But setting that aside, there were a lot of problems on the state and federal level in pulling this operation off. You had a lot of criticism from the company that was hired to actually pick up the bodies in the early weeks. We had bodies that were out in the streets for weeks before they were picked up.
And there was a lot of complaints by the company that was performing that operation about how -- what a quagmire of bureaucracy they were facing with the federal government.
At the same time, on the state level, I talked to a number of families who were just in agony trying to get their loved ones' bodies out of the state and federal morgue that they operate here to process these bodies.

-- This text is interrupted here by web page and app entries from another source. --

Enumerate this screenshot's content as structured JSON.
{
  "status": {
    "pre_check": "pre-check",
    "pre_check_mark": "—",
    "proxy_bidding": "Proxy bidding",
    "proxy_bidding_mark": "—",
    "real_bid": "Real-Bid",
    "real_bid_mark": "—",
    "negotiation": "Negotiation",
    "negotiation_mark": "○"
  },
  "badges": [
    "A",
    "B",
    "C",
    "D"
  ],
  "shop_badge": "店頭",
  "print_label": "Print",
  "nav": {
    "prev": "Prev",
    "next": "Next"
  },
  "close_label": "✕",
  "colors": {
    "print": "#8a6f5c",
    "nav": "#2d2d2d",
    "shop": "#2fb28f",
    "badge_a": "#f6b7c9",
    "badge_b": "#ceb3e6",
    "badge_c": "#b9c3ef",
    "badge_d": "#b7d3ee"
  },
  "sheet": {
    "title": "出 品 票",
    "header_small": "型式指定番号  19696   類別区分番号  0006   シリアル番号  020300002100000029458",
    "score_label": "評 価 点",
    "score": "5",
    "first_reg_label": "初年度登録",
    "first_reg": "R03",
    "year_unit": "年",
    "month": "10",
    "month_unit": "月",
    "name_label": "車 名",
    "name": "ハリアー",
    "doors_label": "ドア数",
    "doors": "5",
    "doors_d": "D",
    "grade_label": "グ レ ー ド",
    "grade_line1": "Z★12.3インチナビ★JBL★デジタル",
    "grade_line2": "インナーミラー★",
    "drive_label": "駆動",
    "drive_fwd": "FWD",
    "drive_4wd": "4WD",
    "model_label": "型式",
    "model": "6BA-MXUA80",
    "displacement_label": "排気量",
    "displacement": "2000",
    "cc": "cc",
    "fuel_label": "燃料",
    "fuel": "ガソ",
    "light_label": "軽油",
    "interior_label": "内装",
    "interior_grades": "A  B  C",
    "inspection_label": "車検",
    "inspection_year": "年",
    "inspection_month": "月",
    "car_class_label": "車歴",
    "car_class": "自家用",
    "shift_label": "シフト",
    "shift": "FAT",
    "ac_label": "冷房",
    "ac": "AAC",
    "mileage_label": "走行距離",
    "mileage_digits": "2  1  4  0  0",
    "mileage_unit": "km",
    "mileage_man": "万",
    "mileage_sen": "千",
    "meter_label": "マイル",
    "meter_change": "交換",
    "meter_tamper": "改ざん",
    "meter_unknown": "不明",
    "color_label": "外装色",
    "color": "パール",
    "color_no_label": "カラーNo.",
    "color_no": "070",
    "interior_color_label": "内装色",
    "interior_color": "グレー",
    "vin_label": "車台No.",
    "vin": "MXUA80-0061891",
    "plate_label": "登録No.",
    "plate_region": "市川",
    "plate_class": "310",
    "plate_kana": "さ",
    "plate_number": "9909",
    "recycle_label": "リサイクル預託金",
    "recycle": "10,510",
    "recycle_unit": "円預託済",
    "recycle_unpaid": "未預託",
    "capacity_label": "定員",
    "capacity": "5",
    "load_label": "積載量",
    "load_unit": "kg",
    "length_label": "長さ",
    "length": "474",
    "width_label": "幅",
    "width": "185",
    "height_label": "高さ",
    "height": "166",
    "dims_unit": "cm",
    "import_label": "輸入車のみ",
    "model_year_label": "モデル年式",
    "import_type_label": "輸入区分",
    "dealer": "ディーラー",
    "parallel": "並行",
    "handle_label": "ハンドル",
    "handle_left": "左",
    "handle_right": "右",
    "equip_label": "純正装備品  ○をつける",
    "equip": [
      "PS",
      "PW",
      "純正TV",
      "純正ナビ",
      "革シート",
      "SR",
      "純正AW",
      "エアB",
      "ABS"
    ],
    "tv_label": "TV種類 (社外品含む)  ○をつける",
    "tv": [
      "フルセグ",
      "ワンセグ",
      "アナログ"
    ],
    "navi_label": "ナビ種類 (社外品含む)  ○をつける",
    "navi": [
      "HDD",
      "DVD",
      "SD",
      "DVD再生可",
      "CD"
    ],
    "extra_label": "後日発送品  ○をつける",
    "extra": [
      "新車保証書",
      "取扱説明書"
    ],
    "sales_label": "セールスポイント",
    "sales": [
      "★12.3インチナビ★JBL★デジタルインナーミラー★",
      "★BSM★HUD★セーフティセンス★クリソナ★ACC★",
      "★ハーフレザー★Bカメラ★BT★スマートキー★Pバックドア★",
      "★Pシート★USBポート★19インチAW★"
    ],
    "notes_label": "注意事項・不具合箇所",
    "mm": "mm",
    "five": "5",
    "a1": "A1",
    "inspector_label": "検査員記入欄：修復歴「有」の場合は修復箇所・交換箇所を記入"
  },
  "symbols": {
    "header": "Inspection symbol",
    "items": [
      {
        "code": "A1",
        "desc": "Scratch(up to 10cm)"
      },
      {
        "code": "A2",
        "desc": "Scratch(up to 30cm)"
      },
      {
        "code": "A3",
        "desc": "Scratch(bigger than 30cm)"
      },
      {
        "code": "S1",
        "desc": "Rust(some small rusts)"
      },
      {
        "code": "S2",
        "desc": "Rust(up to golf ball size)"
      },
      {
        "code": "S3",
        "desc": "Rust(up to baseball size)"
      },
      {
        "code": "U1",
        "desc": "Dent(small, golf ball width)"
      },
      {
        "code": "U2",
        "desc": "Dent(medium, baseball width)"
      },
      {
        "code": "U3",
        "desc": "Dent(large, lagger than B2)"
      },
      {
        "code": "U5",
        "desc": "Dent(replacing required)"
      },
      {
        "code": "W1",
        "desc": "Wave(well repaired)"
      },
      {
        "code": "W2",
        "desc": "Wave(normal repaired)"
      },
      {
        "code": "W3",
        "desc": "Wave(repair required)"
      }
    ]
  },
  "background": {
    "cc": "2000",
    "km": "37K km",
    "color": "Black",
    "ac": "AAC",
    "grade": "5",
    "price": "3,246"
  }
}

In some cases, we had examples of people who were in the special D Morgue facility for over two months, and the family knew they were there. They had been identified, but they still were not released. So there was a lot of added frustrations.
GWEN IFILL: You mentioned earlier the DNA identification. Is that what it's come down now to, four months later?
ROBERT TRAVIS SCOTT: Yeah, four months later, we're really faced with maybe trying to match some more departmental records, maybe trying match some DNA. And think of how difficult this is: You have to find relatives who are close enough linked biologically to the victim -- who you think might be the victim -- and get them to come in, get a DNA swab, process that, and then try to match it.
And then it's really a game of math to try to figure out what the odds are that that person is really who they think it is. You see, one of the problems we had in this storm, Gwen, is that a lot of people who died did not die at home. They died somewhere else.
They left home, they maybe went to a relative's house to try to weather the storm, or maybe they tried to make it to an evacuation center. And so they were found all over. It would have been a lot easier if they had, you know, all simply died in their own home.
GWEN IFILL: Do we have any idea all this time later also how many people are still missing?
ROBERT TRAVIS SCOTT: That's another extraordinary story. There have been about 12,000 documented cases of people missing from Hurricane Katrina in both Louisiana and in Mississippi.
Remarkably, they have found all but about 3700 of those. Now, you might say that 3700 missing people sounds like a lot. Officials here believe that a lot of those people on the so-called "missing list" are people who have in fact been found by relatives, and the relatives just haven't called in to follow up on their missing person's report to let them know.
So they're calling out for them. They are still getting reports, sometimes 20 and 30 a day, of people who relatives say are missing. They can't find them. But keep in mind everybody is spread out outside of the New Orleans area, either in the suburban areas or in other parts of Louisiana, or around the country. And they're having trouble locating each other.
So there is a substantial facility here in Baton Rouge that is working with phone banks and Internet detectives, and DNA specialists, trying to make all of these links and bring all these people back together.
GWEN IFILL: Robert Travis Scott of the New Orleans Times Picayune, thanks so much for all your work.
ROBERT TRAVIS SCOTT: Thank you, Gwen.